▶ _Dataset extract_:

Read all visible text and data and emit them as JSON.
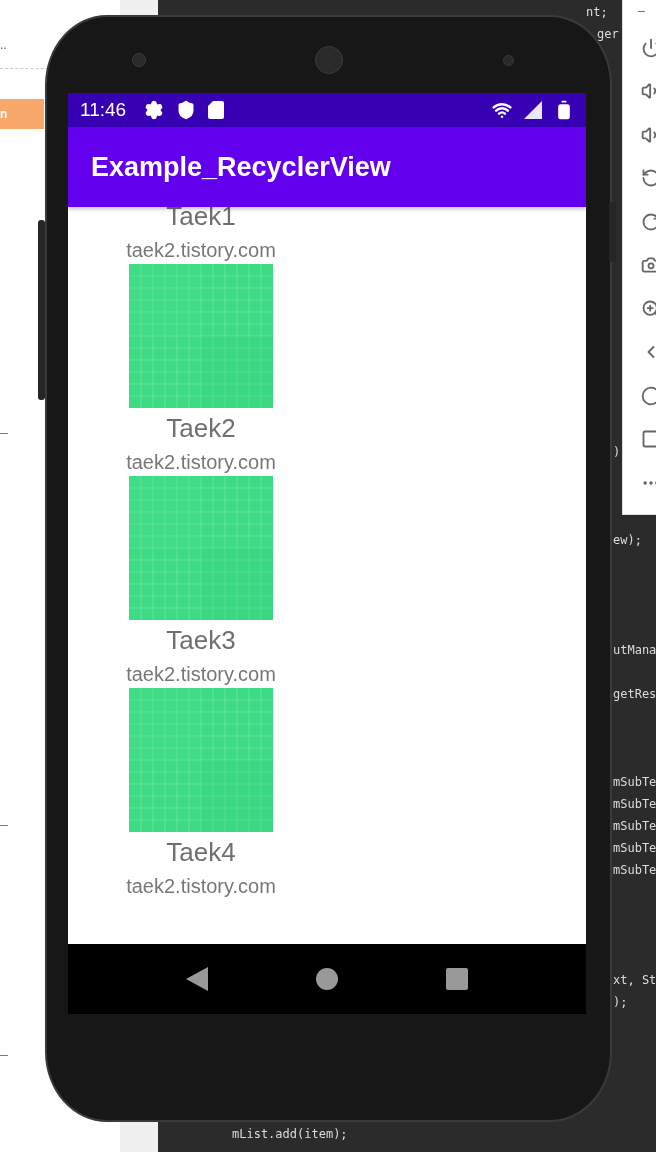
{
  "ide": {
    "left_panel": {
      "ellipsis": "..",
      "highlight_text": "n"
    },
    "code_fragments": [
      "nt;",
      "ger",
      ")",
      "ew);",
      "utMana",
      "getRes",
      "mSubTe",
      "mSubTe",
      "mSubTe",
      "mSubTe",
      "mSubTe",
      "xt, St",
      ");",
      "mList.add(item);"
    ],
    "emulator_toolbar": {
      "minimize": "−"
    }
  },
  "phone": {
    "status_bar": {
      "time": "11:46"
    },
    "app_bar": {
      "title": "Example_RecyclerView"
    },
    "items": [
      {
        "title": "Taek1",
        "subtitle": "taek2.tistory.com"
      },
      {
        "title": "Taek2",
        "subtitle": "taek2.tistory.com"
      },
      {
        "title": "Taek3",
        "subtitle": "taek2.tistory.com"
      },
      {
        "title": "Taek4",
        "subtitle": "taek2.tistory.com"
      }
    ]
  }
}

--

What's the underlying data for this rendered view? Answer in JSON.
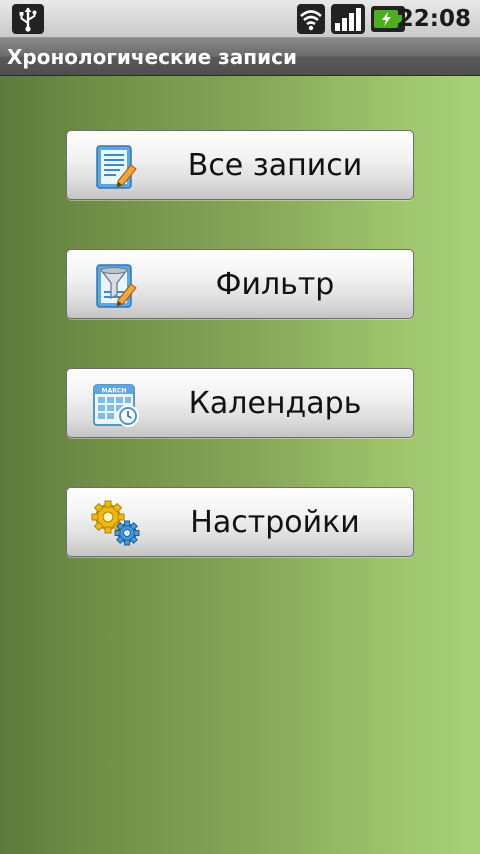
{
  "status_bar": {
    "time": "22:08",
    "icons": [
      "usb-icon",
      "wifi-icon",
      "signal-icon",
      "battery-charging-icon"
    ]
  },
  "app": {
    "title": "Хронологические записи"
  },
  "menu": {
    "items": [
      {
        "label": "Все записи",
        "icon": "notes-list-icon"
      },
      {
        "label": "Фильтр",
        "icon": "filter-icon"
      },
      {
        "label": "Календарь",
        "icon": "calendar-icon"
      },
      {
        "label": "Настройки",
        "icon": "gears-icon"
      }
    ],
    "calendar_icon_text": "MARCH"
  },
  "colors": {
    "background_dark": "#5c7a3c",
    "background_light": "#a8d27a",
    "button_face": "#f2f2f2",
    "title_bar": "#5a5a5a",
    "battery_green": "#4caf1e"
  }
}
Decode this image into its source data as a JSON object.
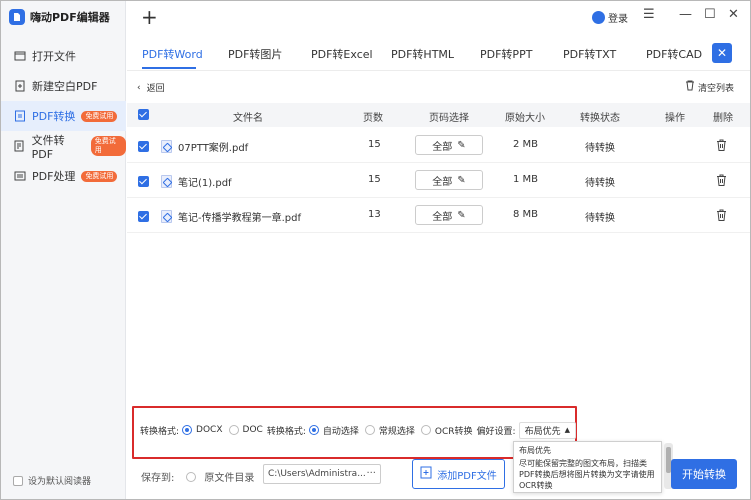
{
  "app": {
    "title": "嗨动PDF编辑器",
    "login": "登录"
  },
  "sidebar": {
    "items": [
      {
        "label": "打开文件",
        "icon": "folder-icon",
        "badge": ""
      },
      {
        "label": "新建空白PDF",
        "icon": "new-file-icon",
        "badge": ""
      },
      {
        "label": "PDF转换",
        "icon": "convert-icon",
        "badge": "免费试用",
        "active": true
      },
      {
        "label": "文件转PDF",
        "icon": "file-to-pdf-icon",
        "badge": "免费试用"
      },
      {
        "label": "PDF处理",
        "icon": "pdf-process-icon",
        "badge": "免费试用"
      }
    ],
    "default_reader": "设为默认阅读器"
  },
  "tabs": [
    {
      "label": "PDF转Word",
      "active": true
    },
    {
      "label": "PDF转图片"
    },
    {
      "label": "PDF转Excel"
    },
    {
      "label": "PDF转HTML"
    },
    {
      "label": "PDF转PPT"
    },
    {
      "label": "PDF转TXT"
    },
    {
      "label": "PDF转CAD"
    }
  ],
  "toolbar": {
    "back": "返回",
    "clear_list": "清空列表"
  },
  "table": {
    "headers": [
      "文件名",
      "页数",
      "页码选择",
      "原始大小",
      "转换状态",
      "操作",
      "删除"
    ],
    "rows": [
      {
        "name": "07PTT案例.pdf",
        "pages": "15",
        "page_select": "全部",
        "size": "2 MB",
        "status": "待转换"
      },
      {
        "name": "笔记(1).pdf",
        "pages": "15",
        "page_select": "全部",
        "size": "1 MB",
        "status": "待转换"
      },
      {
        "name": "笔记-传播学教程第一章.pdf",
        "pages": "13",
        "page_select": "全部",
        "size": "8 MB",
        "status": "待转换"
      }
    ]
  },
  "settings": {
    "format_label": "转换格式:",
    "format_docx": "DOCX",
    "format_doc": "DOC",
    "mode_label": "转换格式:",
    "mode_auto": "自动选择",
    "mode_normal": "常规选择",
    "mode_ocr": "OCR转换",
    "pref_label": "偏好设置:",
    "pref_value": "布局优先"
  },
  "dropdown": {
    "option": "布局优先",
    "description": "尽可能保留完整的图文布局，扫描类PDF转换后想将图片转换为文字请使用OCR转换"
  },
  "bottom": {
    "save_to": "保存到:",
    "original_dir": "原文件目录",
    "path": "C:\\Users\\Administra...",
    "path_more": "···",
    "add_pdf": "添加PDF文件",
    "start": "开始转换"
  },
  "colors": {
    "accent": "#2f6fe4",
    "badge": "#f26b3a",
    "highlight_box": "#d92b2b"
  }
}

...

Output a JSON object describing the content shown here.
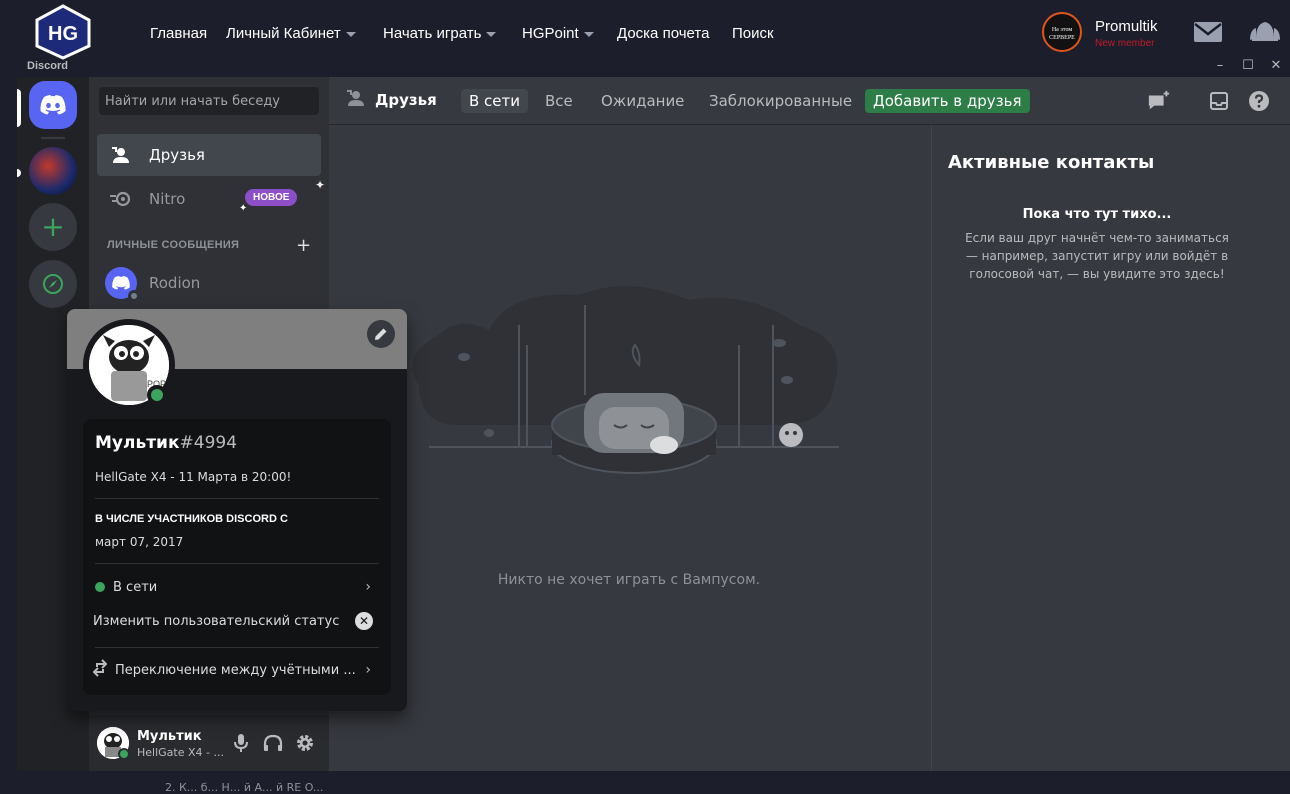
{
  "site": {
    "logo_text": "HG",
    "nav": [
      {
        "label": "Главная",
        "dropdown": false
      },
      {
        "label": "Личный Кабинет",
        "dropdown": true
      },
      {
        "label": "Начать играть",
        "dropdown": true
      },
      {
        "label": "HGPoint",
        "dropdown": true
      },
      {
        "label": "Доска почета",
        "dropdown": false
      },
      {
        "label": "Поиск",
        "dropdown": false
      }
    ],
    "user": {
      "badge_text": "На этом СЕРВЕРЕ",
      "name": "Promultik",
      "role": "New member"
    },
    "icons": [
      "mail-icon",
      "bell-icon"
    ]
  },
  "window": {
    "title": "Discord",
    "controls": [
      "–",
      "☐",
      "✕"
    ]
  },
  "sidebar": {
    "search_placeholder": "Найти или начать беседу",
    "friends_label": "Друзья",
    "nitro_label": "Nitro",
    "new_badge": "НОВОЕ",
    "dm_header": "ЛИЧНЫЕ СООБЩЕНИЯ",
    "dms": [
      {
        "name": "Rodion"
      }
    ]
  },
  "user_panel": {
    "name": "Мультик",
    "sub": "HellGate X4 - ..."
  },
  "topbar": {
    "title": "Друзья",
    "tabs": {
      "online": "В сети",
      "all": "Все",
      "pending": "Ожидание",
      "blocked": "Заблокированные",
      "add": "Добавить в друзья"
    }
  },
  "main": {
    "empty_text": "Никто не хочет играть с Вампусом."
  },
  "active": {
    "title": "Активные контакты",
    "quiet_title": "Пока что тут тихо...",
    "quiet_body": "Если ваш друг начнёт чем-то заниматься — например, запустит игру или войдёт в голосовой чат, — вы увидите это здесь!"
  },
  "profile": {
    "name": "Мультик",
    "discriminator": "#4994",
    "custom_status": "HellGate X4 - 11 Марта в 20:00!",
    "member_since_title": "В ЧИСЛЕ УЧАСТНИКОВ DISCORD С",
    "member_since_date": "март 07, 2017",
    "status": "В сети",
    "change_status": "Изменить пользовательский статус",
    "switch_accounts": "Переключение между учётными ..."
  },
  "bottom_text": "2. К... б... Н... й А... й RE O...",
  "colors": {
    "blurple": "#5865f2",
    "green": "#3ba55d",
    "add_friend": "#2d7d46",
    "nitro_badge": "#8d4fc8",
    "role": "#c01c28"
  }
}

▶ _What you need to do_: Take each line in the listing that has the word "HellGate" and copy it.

▶ _Expected answer_:
    "sub": "HellGate X4 - ..."
    "custom_status": "HellGate X4 - 11 Марта в 20:00!",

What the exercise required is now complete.